The question I continue to address, as do many Major League Baseball GM’s, is about the timing and consequences of having their rosters dispersed during that important juncture known as spring training. Also, the questions of a GM allowing one or more of their elite players to play for an exhibition for the pride of their country.
They, as I do, question the risk and consequences of allowing one of their own to leave spring training camps and return injury free. It has happened in prior years since the inception of the WBC in 2013. The GM’s keep their fingers crossed.
Yet, when the WBC convenes again March 8, teams divided into four pools, with games played at Chase Field Field (Arizona), Loan DepotPark (Miami), Intercontinental Baseball Stadium (Taiwan) and Tokyo Dome (Tokyo) there are questions.
And questions up until the semifinals and championship game in Miami. Is this the proper time for the WBC to be played, realizing the world wide significance and repercussions of an injury. Managers and coaches are in the process of composing their best 26-man roster for Opening Day, though their best players are on leave for an exhibition. Spring training has always been the time to being to form chemistry for players, the manager and coaches.
But there has always been this dilemma since the initial year of the WBC. The players have a say in the matter and the revenue divided with MLB is significant, though I have stated every four years, not in March, but after the conclusion of the World Series, is a proper time for the WBC.
I am not opposed to the WBC, a vehicle to expose and promote Major League Baseball, expanded this year to 20 teams from 16, played four previous times. I anticipate seeing Angels’ teammates Mike Trout (USA) and Shohei Ohtani (Japan) on opposing rosters and possibly on different sides of the dugout for the WBC championship.
But, I am opposed to seeing a majority of the NY Mets infield, as with 29 other MLB teams, packing their bags and leaving spring training camps to compete for a trophy and playing for national pride. And Mets manager Buck Showalter, with the richest roster in baseball, can’t be content.
His team chemistry will take a hiatus with Pete Alonso, Jeff McNeil, Francisco Lindor, Eduardo Escobar, and pitcher Edwin Diaz on the USA, Puerto Rico, and Venezuelan rosters which comprises a major portion of the Mets infield, McNeil in particular, the reigning NL batting champion. Showalter and Mets management will use that opportunity to evaluate others for potential roster spots.
Again there is the tradition of spring training, a time for managers and coaches to take closer looks at players who otherwise would not break camp and crack a roster spot for opening day, while getting the 26-man roster ready to go.
So here we are, a week before pitchers and catchers check in. A few days later it’s the position players. Ten days later, the exodus of players leaving camps for their WBC commitments and again weeks later acclimating to their normal surroundings. The players say this is not an issue.
Baseball personnel are keeping their fingers crossed. Monday, Carlos Correa opted to remain in camp with the Twins and not to play for team Puerto Rico. It was a mutual decision as Correa cited family reasons with his wife expecting a baby during the tournament.
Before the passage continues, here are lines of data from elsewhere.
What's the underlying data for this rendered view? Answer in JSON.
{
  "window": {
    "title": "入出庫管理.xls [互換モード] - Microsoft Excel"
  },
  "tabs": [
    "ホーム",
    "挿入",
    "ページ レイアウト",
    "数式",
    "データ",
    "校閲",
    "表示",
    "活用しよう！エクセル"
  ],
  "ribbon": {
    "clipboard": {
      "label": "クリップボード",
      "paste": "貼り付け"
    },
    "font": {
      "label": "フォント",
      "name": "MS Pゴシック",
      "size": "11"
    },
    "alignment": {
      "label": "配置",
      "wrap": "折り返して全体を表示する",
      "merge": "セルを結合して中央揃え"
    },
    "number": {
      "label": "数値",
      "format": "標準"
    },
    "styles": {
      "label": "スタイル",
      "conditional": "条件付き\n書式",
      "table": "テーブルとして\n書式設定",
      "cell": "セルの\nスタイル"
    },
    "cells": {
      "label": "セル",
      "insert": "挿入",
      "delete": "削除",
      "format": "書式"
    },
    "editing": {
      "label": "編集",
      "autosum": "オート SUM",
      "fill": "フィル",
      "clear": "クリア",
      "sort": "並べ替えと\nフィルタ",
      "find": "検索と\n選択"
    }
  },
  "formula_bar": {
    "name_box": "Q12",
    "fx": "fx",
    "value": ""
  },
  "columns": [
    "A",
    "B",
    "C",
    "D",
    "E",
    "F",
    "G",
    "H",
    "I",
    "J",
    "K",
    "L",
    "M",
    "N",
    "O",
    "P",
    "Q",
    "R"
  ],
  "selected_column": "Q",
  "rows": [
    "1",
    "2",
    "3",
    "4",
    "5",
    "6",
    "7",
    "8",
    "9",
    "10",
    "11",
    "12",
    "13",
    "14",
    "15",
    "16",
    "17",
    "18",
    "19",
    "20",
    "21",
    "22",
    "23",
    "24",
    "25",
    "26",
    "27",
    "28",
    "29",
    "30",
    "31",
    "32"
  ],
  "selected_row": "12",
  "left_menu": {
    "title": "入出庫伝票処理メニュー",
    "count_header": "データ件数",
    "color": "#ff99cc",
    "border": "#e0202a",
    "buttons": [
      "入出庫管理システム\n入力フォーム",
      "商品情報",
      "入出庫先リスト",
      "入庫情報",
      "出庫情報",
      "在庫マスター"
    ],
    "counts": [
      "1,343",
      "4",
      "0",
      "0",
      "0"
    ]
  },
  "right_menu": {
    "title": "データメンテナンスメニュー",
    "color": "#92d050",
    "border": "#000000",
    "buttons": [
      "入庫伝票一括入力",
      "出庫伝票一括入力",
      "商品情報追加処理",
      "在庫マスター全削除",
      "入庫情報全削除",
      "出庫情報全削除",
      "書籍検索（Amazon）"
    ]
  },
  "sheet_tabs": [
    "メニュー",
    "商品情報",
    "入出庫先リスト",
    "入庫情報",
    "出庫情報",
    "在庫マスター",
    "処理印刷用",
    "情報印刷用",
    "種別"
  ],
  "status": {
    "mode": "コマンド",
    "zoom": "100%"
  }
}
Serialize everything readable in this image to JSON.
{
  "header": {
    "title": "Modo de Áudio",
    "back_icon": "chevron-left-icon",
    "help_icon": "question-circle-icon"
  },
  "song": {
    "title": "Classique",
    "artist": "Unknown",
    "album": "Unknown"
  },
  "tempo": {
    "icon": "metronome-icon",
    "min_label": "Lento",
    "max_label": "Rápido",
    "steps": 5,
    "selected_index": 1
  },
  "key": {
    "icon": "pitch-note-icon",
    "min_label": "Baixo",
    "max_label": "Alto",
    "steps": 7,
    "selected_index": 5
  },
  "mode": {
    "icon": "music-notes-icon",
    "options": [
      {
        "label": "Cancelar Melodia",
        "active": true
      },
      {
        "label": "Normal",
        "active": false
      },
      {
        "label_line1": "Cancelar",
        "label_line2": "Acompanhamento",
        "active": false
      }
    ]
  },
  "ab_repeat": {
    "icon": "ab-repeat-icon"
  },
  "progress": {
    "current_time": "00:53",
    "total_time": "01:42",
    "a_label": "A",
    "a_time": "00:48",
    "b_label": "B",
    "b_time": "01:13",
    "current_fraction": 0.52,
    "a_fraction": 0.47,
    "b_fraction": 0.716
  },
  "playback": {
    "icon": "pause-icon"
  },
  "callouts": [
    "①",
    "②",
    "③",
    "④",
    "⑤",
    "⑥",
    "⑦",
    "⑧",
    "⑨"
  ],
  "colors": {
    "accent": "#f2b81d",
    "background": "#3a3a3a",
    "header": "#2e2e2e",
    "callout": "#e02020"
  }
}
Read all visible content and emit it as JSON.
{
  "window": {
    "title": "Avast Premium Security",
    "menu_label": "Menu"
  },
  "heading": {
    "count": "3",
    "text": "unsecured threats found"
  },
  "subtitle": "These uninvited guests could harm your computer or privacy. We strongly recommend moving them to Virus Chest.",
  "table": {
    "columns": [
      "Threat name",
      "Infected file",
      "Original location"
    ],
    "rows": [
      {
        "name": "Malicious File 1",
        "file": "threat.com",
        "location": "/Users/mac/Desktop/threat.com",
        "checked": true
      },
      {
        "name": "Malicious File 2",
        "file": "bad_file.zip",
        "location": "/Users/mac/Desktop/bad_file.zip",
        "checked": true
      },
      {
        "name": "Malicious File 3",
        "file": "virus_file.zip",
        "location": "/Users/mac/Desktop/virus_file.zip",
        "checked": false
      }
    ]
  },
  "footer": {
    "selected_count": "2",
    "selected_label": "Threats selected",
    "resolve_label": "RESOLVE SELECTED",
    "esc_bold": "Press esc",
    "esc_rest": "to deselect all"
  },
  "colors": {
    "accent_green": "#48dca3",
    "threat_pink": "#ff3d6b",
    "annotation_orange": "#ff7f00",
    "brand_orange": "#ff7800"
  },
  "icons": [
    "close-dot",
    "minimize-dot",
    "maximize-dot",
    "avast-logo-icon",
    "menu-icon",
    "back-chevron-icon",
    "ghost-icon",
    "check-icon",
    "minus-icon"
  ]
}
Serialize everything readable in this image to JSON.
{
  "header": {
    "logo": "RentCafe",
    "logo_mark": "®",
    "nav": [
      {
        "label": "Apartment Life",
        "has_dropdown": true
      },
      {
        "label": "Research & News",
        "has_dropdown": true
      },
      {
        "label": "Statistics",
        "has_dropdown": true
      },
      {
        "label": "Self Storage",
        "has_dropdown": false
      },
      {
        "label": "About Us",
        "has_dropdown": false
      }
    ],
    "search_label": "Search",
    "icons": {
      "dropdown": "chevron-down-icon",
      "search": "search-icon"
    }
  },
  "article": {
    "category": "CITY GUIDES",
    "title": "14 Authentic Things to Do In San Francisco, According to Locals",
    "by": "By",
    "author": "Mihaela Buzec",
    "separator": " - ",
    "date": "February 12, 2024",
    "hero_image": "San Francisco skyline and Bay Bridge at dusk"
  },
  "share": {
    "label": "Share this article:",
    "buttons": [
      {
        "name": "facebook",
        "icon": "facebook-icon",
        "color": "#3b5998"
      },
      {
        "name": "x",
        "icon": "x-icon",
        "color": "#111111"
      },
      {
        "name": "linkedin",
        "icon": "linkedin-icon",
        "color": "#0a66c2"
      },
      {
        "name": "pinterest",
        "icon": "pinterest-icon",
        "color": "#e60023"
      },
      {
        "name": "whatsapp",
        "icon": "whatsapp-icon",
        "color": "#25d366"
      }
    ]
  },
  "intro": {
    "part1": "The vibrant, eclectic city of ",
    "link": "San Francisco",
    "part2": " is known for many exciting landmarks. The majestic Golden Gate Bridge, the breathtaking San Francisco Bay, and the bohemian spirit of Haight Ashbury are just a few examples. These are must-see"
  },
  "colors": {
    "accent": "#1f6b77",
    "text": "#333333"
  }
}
And there is Yankees GM Brian Cashman, who is keeping pitcher Luis Severino out of the tournament. Severino was planning to pitch for the Dominican Republic, but his GM would not take chances with the history of injuries to his right-hander the past few years.
Though Cashman, as is the situation with a majority of baseball executives, have discussed alternative plans to play the tournament before spring training or that post World Series concept. The players, though, are not unified on an alternative.
“”We support our players going but when a player like Luis Severino, who has an injury history the last few years, that’s not in our best interests given losing him over the last few years,” Cashman said.
He added that Severino pitching competitive championship baseball and throwing innings in the WBC in March is different from preparing on a mound in Tampa. He’s right, because Severino is preparing for a long season and more at stake with the Yankees quest for their first World Series championship since 2009.
“That was a decision I had to make,” Cashman said. “I respect he wanted to play, but I gotta protect the Yankees first. He’s too important to us. His injury history the last few years. It’s better to get him out of the gate nice and slow.”
And much better to protect with his manager (Aaron Boone), pitching coach and Yankees medical personnel. Also, Severino is a core of the Yankees pitching rotation with a $15 million dollar option for the 2024 season.
So, let me reiterate a moment here. I am all for the WBC, but Cashman is protecting an investment and that recurring issue is when should this tournament be played? I don’t have a definite alternative, neither do a majority of baseball executives or the players.
But they have to find an alternative because the WBC is about revenue. And four years from now, same thing all over again. They are keeping their fingers crossed.
Rich Mancuso: Twitter@Ring786 Facebook.com/Rich Mancuso. Watch “Sports With Rich” with Rich and co-host Robert Rizzo Tuesday evening live 8pmET on the SLG Network and YouTube